**WHAT TO WORK ON:** Take every line of the material below that includes the string "Word" and copy it out.

**TASK MATERIAL:**
* * * *
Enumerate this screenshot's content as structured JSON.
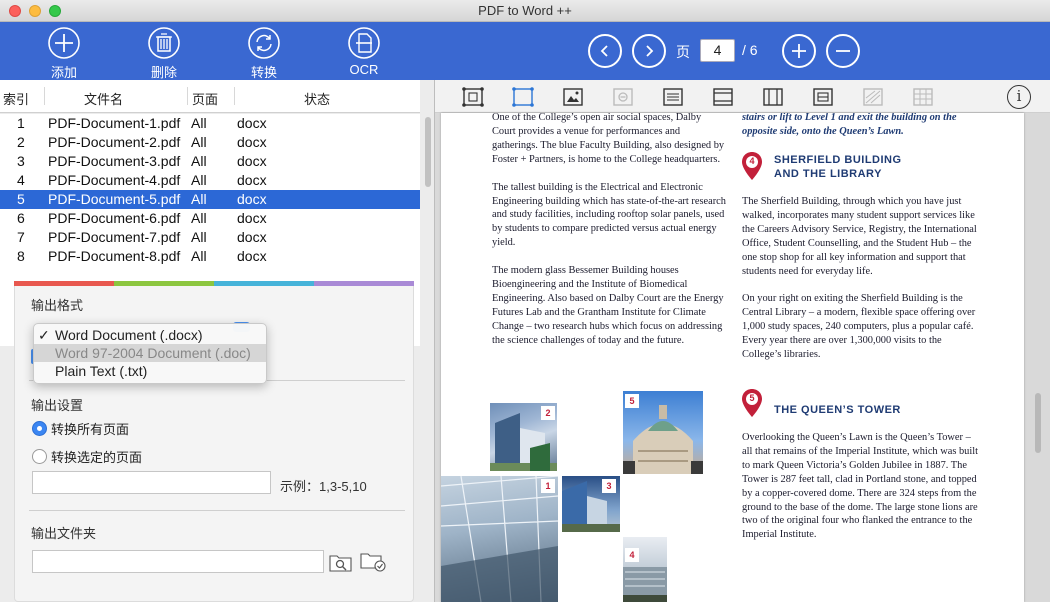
{
  "window": {
    "title": "PDF to Word ++"
  },
  "toolbar": {
    "add_label": "添加",
    "delete_label": "删除",
    "convert_label": "转换",
    "ocr_label": "OCR",
    "page_label": "页",
    "current_page": "4",
    "total_pages": "/ 6"
  },
  "file_table": {
    "headers": {
      "index": "索引",
      "filename": "文件名",
      "pages": "页面",
      "status": "状态"
    },
    "rows": [
      {
        "index": "1",
        "name": "PDF-Document-1.pdf",
        "pages": "All",
        "status": "docx"
      },
      {
        "index": "2",
        "name": "PDF-Document-2.pdf",
        "pages": "All",
        "status": "docx"
      },
      {
        "index": "3",
        "name": "PDF-Document-3.pdf",
        "pages": "All",
        "status": "docx"
      },
      {
        "index": "4",
        "name": "PDF-Document-4.pdf",
        "pages": "All",
        "status": "docx"
      },
      {
        "index": "5",
        "name": "PDF-Document-5.pdf",
        "pages": "All",
        "status": "docx"
      },
      {
        "index": "6",
        "name": "PDF-Document-6.pdf",
        "pages": "All",
        "status": "docx"
      },
      {
        "index": "7",
        "name": "PDF-Document-7.pdf",
        "pages": "All",
        "status": "docx"
      },
      {
        "index": "8",
        "name": "PDF-Document-8.pdf",
        "pages": "All",
        "status": "docx"
      }
    ],
    "selected_index": "5"
  },
  "settings": {
    "output_format_title": "输出格式",
    "format_options": [
      "Word Document (.docx)",
      "Word 97-2004 Document (.doc)",
      "Plain Text (.txt)"
    ],
    "selected_format": "Word Document (.docx)",
    "check_mark": "✓",
    "output_settings_title": "输出设置",
    "radio_all_pages": "转换所有页面",
    "radio_selected_pages": "转换选定的页面",
    "page_range_value": "",
    "example_hint": "示例：1,3-5,10",
    "output_folder_title": "输出文件夹",
    "output_folder_value": ""
  },
  "colors": {
    "toolbar": "#3a68d1",
    "selection": "#2c68d6",
    "accent_bar": [
      "#e8584f",
      "#8cc63f",
      "#46b3d9",
      "#a98ad6"
    ],
    "doc_heading": "#1f3b73",
    "doc_pin": "#c2203a"
  },
  "view_toolbar": {
    "info_label": "i",
    "icons": [
      "select-region-icon",
      "crop-region-icon",
      "image-region-icon",
      "remove-region-icon",
      "text-region-icon",
      "horizontal-split-icon",
      "vertical-split-icon",
      "table-region-icon",
      "column-region-icon",
      "grid-region-icon"
    ]
  },
  "document": {
    "col1": [
      "One of the College’s open air social spaces, Dalby Court provides a venue for performances and gatherings. The blue Faculty Building, also designed by Foster + Partners, is home to the College headquarters.",
      "The tallest building is the Electrical and Electronic Engineering building which has state-of-the-art research and study facilities, including rooftop solar panels, used by students to compare predicted versus actual energy yield.",
      "The modern glass Bessemer Building houses Bioengineering and the Institute of Biomedical Engineering. Also based on Dalby Court are the Energy Futures Lab and the Grantham Institute for Climate Change – two research hubs which focus on addressing the science challenges of today and the future."
    ],
    "col2_intro": "stairs or lift to Level 1 and exit the building on the opposite side, onto the Queen’s Lawn.",
    "pin4": "4",
    "heading4_line1": "SHERFIELD BUILDING",
    "heading4_line2": "AND THE LIBRARY",
    "col2_p1": "The Sherfield Building, through which you have just walked, incorporates many student support services like the Careers Advisory Service, Registry, the International Office, Student Counselling, and the Student Hub – the one stop shop for all key information and support that students need for everyday life.",
    "col2_p2": "On your right on exiting the Sherfield Building is the Central Library – a modern, flexible space offering over 1,000 study spaces, 240 computers, plus a popular café. Every year there are over 1,300,000 visits to the College’s libraries.",
    "pin5": "5",
    "heading5": "THE QUEEN’S TOWER",
    "col2_p3": "Overlooking the Queen’s Lawn is the Queen’s Tower – all that remains of the Imperial Institute, which was built to mark Queen Victoria’s Golden Jubilee in 1887. The Tower is 287 feet tall, clad in Portland stone, and topped by a copper-covered dome. There are 324 steps from the ground to the base of the dome. The large stone lions are two of the original four who flanked the entrance to the Imperial Institute.",
    "photo_labels": [
      "2",
      "5",
      "1",
      "3",
      "4"
    ]
  }
}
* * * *
**EXERCISE SOLUTION:**
    "title": "PDF to Word ++"
      "Word Document (.docx)",
      "Word 97-2004 Document (.doc)",
    "selected_format": "Word Document (.docx)",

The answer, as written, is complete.